I am frequently asked about nonsurgical rhinoplasty since it has been popularized in the news and on social media. The procedure is entirely different than cosmetic surgical rhinoplasty, which is a surgical procedure for correcting and reconstructing the nose.
Below, I’ll break down the differences between cosmetic surgical rhinoplasty and nonsurgical rhinoplasty and provide advice to help you decide which option may be right for you.
What is Nonsurgical Rhinoplasty?
A nonsurgical rhinoplasty is a minimally invasive procedure that involves injecting fillers into the nose to alter its shape, the nostrils, or bridge height. Patients seeking nonsurgical rhinoplasty typically have a straight nose with a small hump on the profile view. Correction for this involves placing a small amount of filler above the hump to smooth out the profile, giving the nose an enlarged look. However, it conceals the hump.
Nonsurgical rhinoplasty is also implemented to correct a small depression in the nose following surgical rhinoplasty that can be more easily treated with filler. This is a rare occurrence in my practice, however.
A filler rhinoplasty might be acceptable for a short-term solution. But, the nose is actually being enlarged, which is the complete opposite of cosmetic surgical rhinoplasty. In addition, a nonsurgical rhinoplasty has significant limitations, and the results are of limited duration, typically between 3-6 months.
Nonsurgical rhinoplasty cannot help improve the following areas, which are typically corrected permanently and aesthetically with a cosmetic (surgical) rhinoplasty. :
- A crooked nose
- A deviated septum
- A twisted tip
- Wide nostrils
- A wide bridge or bulbous tip
What is Cosmetic Surgical Rhinoplasty?
Cosmetic surgical rhinoplasty is a surgical procedure that involves making incisions, typically inside the nostrils to reshape the nose. The tissue is rearranged and then supported with a splint following the completion of the surgery. In cosmetic surgical rhinoplasty, the nose is generally reduced in size and made to look more sleek, slender, or balanced.
Cosmetic rhinoplasty can improve the appearance and proportion of the nose – enhancing facial harmony and self-confidence. It may also improve breathing problems or correct abnormalities caused by trauma or a birth defect, and the procedure can change the nose’s overall size, tip, bridge, and nostrils.
What are the Drawbacks of Nonsurgical Rhinoplasty?
It has been my experience that nonsurgical rhinoplasty is typically performed by non-core, non-specialty trained, mid-level providers. Generally speaking, such individuals have very little understanding of the surgical anatomy of the nose. Therefore, it is important to keep in mind the risks associated with nonsurgical rhinoplasty, including:
- Discolorations of the skin
- Variations in shape each time
- Skin necrosis
It is critical to understand the blood supply to the nose to properly administer nonsurgical injections and to avoid the most severe complication of skin necrosis. Necrosis is the death of cells in living tissue caused by external factors such as infection, trauma, or toxins. Typically, cells that die as a result of necrosis lead to a buildup of dead tissue and cell debris. Moreover, necrotic tissue can delay wound healing,

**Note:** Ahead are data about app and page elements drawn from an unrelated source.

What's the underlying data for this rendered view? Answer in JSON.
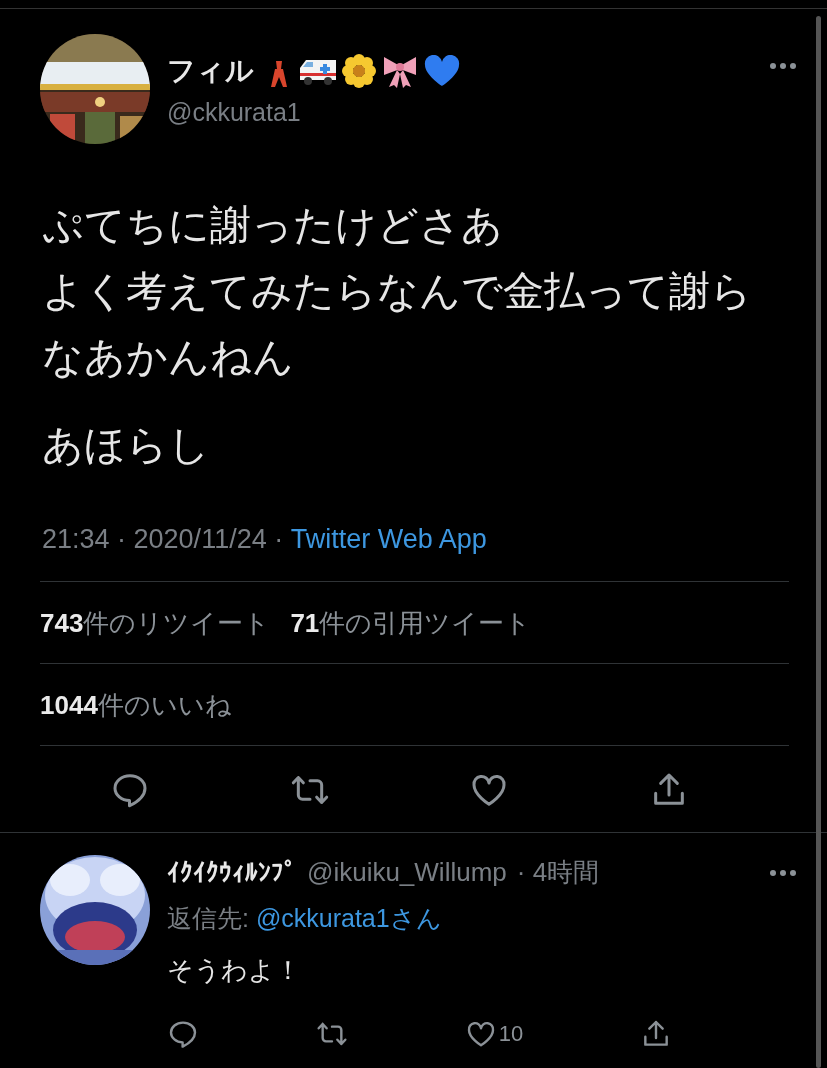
{
  "tweet": {
    "author": {
      "name": "フィル",
      "handle": "@ckkurata1"
    },
    "text": [
      "ぷてちに謝ったけどさあ",
      "よく考えてみたらなんで金払って謝ら",
      "なあかんねん"
    ],
    "text_2": "あほらし",
    "meta": {
      "time": "21:34 · 2020/11/24 · ",
      "source": "Twitter Web App"
    },
    "stats": [
      "**743**件のリツイート",
      "**71**件の引用ツイート"
    ],
    "likes": "**1044**件のいいね"
  },
  "reply": {
    "name": "ｲｸｲｸｳｨﾙﾝﾌﾟ",
    "handle": "@ikuiku_Willump",
    "time": "· 4時間",
    "reply_to_label": "返信先: ",
    "reply_to": "@ckkurata1さん",
    "text": "そうわよ！",
    "like_count": "10"
  }
}
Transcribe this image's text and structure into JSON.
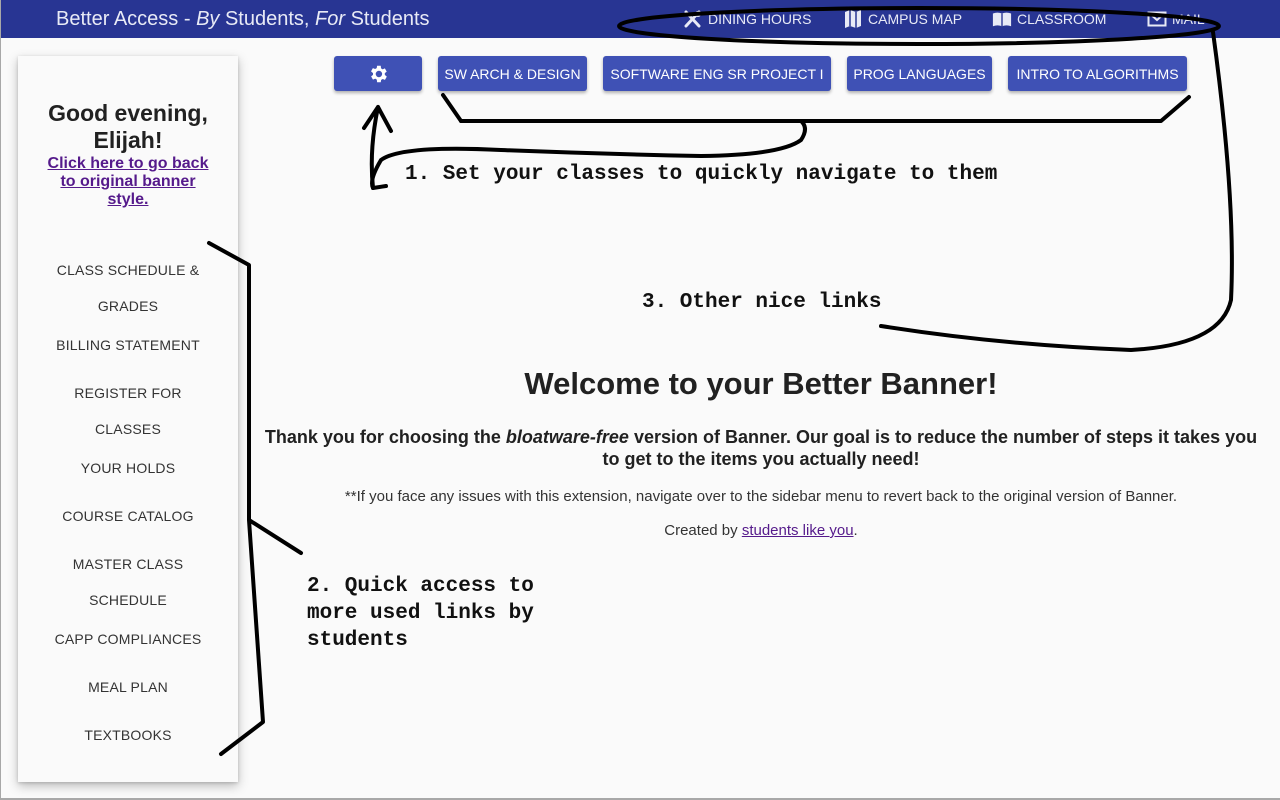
{
  "header": {
    "brand_prefix": "Better Access - ",
    "brand_by": "By",
    "brand_mid": " Students, ",
    "brand_for": "For",
    "brand_suffix": " Students",
    "links": [
      {
        "label": "DINING HOURS",
        "icon": "utensils-icon"
      },
      {
        "label": "CAMPUS MAP",
        "icon": "map-icon"
      },
      {
        "label": "CLASSROOM",
        "icon": "book-icon"
      },
      {
        "label": "MAIL",
        "icon": "mail-icon"
      }
    ]
  },
  "sidebar": {
    "greeting": "Good evening, Elijah!",
    "revert_link": "Click here to go back to original banner style.",
    "items": [
      {
        "label": "CLASS SCHEDULE & GRADES"
      },
      {
        "label": "BILLING STATEMENT"
      },
      {
        "label": "REGISTER FOR CLASSES"
      },
      {
        "label": "YOUR HOLDS"
      },
      {
        "label": "COURSE CATALOG"
      },
      {
        "label": "MASTER CLASS SCHEDULE"
      },
      {
        "label": "CAPP COMPLIANCES"
      },
      {
        "label": "MEAL PLAN"
      },
      {
        "label": "TEXTBOOKS"
      }
    ]
  },
  "classes": {
    "settings_icon": "gear-icon",
    "items": [
      {
        "label": "SW ARCH & DESIGN"
      },
      {
        "label": "SOFTWARE ENG SR PROJECT I"
      },
      {
        "label": "PROG LANGUAGES"
      },
      {
        "label": "INTRO TO ALGORITHMS"
      }
    ]
  },
  "main": {
    "title": "Welcome to your Better Banner!",
    "thanks_pre": "Thank you for choosing the ",
    "thanks_em": "bloatware-free",
    "thanks_post": " version of Banner. Our goal is to reduce the number of steps it takes you to get to the items you actually need!",
    "issues": "**If you face any issues with this extension, navigate over to the sidebar menu to revert back to the original version of Banner.",
    "created_pre": "Created by ",
    "created_link": "students like you",
    "created_post": "."
  },
  "annotations": {
    "note1": "1. Set your classes to quickly navigate to them",
    "note2": "2. Quick access to\nmore used links by\nstudents",
    "note3": "3. Other nice links"
  },
  "colors": {
    "header_bg": "#283593",
    "button_bg": "#3f51b5",
    "link_visited": "#551a8b"
  }
}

Ideally, nonsurgical rhinoplasty is performed in the hands of a board-certified facial plastic and reconstructive surgeon or a general plastic surgeon having extensive experience in surgical rhinoplasty with the ability to correct any problems with surgery.
Necrosis can be attributed to one of two factors—an interruption of vascular supply due to compression or frank obstruction of vessels by direct injection of the material into a vessel itself. Vascular occlusion can occur if a filler is injected into a blood vessel or when sufficient quantity is injected near the vessel to cause a compression blockage. The two types are arterial (generally an acute onset – during injection) and venous (generally a delayed onset – often when the patient has left the clinic), although the two are not mutually exclusive.
Arterial occlusion is a more serious complication and can potentially be very damaging, leading to ischemia, tissue degradation, and necrosis. Other secondary (and later stage) tissue necrosis (which generally develops a few days after the initial complication), and scarring, which is the end stage of the necrosis and healing process.
Overall, I generally advise patients to carefully review the risks, benefits, and cost differences associated with surgical versus nonsurgical rhinoplasty. It is wise to keep in mind that nonsurgical rhinoplasty may involve many years or even a lifetime of continued injections with unknown runaway costs and recovery. This stands in contrast to cosmetic surgical rhinoplasty, which is performed a single time with one recovery period, one initial cost, and can improve all the areas of the nose, including functional breathing improvement.